So, having been booked to photograph a function at the Savoy Grill at the end of January this year, we decided to pop over and familiarise ourselves with the hotel and meet the staff.
The stunning entrance draws you in, promising to blow you away with what is to follow. And from the moment you enter the beautifully crafted front hall, the grandeur leaves you breathless. Every little detail carefully attended to, creating a visual masterpiece.
We decided to find out more about this iconic London landmark and discovered that the Savoy has an interesting history.
In 1246 Count Peter of Savoy built The Savoy Palace, which went on to become the home of John of Gaunt, Duke of Lancaster. Sadly, in 1381, it was burnt to the ground during the Peasant’s Revolt. The estate then became part of the Duchy of Lancaster, and remains so to the present day.
In 1881 The Savoy Theatre was opened. This was due to the collaboration between theatrical impresario Richard D’Oyly Carte, lyricist William Schwenk Gilbert and composer Arthur Sullivan. It was a collaboration to last for over twenty years and see the creation of a total of thirteen classic operas. Every one of Gilbert and Sullivan’s subsequent operas were premiered in the Savoy Theatre, and the entire canon became known as the Savoy Operas.
Richard D’Oyly Carte then went on to build the Savoy, which was opened on 6th August 1889. The new Savoy hotel offered accommodation for the many tourists, especially Americans, who had travelled to London to see the Savoy Operas.
With restaurants, bars, lounges, private dining rooms and banqueting suites, the Savoy offered a variety of choices for Londoners wanting to enjoy themselves.

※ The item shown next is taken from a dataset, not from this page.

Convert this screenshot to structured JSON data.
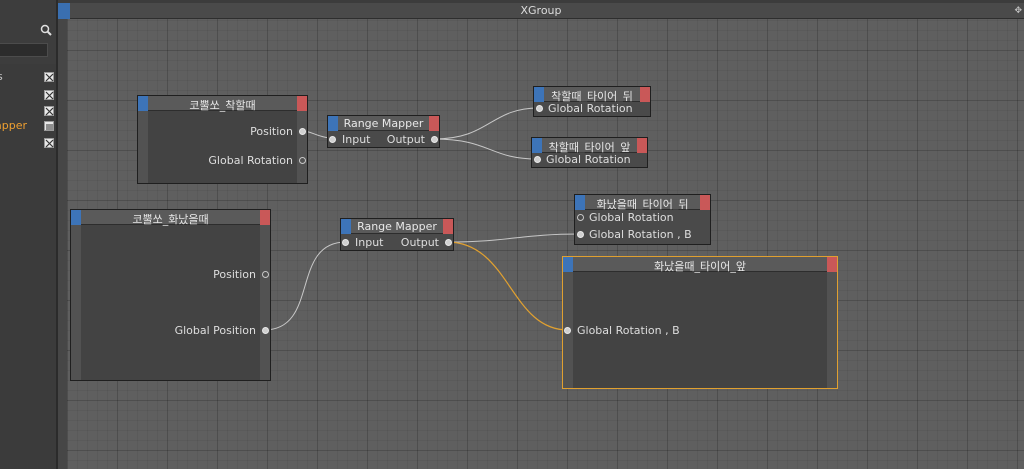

The main restaurant was opened by noted hotelier Cesar Ritz, who later became general manager.
Over the years to follow, the Savoy underwent many changes, and in 2005 it was purchased by HRH Prince Alwaleed Bin Talal Bin AbdulAziz Alsaud, who handed the management contract to Fairmont Hotels and Resorts.
Then, on 15th December 2007, and for the first time in 118years, the Savoy closed its doors to the public. The planned refurbishment was expected to cost around £100 million pounds and take up to 15 months to complete.
However, it was not until some three years later, on 10th October 2010, that the Savoy was formally reopened, with the final restorations costing approximately £220 million pounds.
In 2014 the Savoy celebrated it’s 125th Year anniversary.